- Jan 20 Job Talk - Migration, Social Movements, and the Right to Place
- Jan 20 Co-Sponsored Event - Coffee Hour with Derek Alderman: MLK Streets as Unfinished Civil Rights Work: The Need for Counter-Storytelling in a Trump America
- Jan 27 Job Talk - Just Borders: Place-Specific Duties and the Rights of Immigrants
by khepler Apr 07, 2015
Contributors: Michael D. Burroughs
I joined The Rock Ethics Institute (or, more colloquially, 'The Rock') as Assistant Director in August, 2013. It is fair to say, then, that I am new to 'The Rock' and Penn State. Being new to a position and a university involves learning a great deal, and quickly.
Ethical Problems With Cost Arguments Against Climate Change Policies: Increased Costs May Not Justify Human Rights Violations
by SKeira Jul 22, 2015
As we have seen in prior ClimateEthics' posts, with the possible exception of arguments that claim the science of climate change does not support action on climate change, by far the most common arguments against action on climate change are claims that proposed climate change policies should be opposed on grounds that they cost too much. These arguments are of various types such as claims that climate change legislation will destroy jobs, reduce GDP, damage specific businesses such as the coal and petroleum industries, increase the cost of fuel, or simply that proposed climate change legislation can't be afforded by the public. This post is one of a series that identifies ethical problems with these cost arguments made against the adoption of climate change policies and legislation.
Stopping the Worst Environmental Disaster?: An Ethical and Scientific Comparison of the Gulf Oil Spill and Climate Change.
by SKeira Jul 22, 2015
Over the last two months the U.S. Congress has been engaged in a great operatic drama over what many have called the worst environmental disaster in U.S. history: the BP Gulf oil spill. Last week U.S Congressman angrily grilled BP CEO Tony Hayward about the causes of the disaster and BPs inability to shut off the oil flow. As this took place, the brown and orange slick continued its daily assault on fisheries, birds, and livelihoods.
by Rob Peeler Sep 13, 2016

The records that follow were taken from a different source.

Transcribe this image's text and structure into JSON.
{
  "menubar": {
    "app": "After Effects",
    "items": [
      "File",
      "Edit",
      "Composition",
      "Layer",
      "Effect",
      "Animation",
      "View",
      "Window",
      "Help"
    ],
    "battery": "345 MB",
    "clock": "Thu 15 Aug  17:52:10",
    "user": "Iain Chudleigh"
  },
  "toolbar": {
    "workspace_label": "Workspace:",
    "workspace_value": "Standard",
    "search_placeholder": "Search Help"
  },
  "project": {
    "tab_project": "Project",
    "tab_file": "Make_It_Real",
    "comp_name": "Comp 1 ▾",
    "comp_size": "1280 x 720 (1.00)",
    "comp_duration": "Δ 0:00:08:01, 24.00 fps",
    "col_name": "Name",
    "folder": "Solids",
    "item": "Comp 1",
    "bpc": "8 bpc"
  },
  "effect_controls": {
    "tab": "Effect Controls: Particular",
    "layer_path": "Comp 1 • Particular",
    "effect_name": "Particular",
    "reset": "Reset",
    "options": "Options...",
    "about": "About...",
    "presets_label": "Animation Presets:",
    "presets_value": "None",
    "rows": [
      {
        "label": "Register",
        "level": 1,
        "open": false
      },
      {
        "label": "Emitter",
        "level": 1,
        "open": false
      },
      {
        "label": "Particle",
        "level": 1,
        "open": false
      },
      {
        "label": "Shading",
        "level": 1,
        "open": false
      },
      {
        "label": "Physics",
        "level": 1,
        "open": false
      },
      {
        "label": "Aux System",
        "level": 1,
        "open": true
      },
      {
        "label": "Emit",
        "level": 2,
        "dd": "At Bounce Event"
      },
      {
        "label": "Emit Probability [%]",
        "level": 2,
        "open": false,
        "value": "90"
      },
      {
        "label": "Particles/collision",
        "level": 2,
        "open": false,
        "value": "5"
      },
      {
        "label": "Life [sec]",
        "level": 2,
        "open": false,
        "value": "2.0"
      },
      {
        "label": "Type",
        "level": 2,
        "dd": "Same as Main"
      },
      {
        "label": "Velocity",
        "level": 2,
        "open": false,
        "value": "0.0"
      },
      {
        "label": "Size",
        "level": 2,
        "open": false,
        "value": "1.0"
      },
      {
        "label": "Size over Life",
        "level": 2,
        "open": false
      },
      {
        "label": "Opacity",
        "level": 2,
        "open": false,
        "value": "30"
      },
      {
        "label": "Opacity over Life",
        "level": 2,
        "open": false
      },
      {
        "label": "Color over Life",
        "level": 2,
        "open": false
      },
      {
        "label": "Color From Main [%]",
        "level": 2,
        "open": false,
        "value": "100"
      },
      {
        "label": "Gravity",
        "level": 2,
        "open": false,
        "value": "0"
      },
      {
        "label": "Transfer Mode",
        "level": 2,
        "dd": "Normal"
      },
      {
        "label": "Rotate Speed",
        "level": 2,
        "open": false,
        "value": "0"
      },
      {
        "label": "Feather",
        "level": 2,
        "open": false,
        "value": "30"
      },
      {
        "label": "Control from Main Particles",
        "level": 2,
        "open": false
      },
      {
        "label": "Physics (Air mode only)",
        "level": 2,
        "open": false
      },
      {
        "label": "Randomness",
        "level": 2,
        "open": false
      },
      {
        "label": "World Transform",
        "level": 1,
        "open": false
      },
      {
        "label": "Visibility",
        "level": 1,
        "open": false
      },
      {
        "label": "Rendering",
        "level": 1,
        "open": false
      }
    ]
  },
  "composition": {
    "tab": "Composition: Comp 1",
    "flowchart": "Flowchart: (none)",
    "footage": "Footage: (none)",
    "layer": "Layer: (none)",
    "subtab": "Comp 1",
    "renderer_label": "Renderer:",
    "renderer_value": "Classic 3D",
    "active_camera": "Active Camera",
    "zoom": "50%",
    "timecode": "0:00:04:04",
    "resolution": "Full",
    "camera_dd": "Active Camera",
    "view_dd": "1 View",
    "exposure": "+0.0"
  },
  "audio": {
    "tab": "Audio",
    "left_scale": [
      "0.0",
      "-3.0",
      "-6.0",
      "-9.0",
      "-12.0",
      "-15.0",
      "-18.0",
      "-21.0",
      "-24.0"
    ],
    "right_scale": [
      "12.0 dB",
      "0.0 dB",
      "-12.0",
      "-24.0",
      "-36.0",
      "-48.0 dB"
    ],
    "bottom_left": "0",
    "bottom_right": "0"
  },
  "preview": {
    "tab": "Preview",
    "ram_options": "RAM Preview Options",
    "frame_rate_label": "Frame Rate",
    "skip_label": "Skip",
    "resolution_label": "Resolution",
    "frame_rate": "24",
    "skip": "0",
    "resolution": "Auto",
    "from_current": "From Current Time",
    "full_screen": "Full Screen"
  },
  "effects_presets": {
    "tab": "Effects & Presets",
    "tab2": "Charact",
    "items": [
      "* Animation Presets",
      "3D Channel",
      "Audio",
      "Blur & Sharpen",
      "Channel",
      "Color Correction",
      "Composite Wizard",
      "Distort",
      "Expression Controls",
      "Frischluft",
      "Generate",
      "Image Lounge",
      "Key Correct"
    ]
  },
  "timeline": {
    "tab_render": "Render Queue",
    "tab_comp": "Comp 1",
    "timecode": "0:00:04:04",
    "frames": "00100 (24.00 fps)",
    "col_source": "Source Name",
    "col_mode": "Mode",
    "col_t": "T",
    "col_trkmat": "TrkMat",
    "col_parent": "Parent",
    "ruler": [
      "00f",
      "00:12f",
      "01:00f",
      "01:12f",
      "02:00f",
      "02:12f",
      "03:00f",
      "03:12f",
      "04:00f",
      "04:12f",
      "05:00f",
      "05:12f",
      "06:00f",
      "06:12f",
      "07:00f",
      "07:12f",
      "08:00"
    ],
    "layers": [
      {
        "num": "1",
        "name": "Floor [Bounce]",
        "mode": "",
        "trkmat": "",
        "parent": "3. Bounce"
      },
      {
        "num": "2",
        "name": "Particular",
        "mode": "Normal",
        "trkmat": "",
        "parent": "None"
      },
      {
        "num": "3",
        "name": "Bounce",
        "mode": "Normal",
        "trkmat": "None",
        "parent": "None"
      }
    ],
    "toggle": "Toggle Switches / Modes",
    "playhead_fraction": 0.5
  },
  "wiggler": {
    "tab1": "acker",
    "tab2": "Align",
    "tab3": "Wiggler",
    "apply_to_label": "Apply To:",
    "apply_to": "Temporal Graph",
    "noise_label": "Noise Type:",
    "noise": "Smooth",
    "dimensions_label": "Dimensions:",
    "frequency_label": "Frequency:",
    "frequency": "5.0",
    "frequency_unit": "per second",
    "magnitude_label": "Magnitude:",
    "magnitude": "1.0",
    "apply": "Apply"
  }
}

It is my pleasure to welcome you back to another exciting year at the Rock Ethics Institute. This coming year promises to be a busy but also a creative and hope inspiring one for all of us at the Rock and the University Community in general.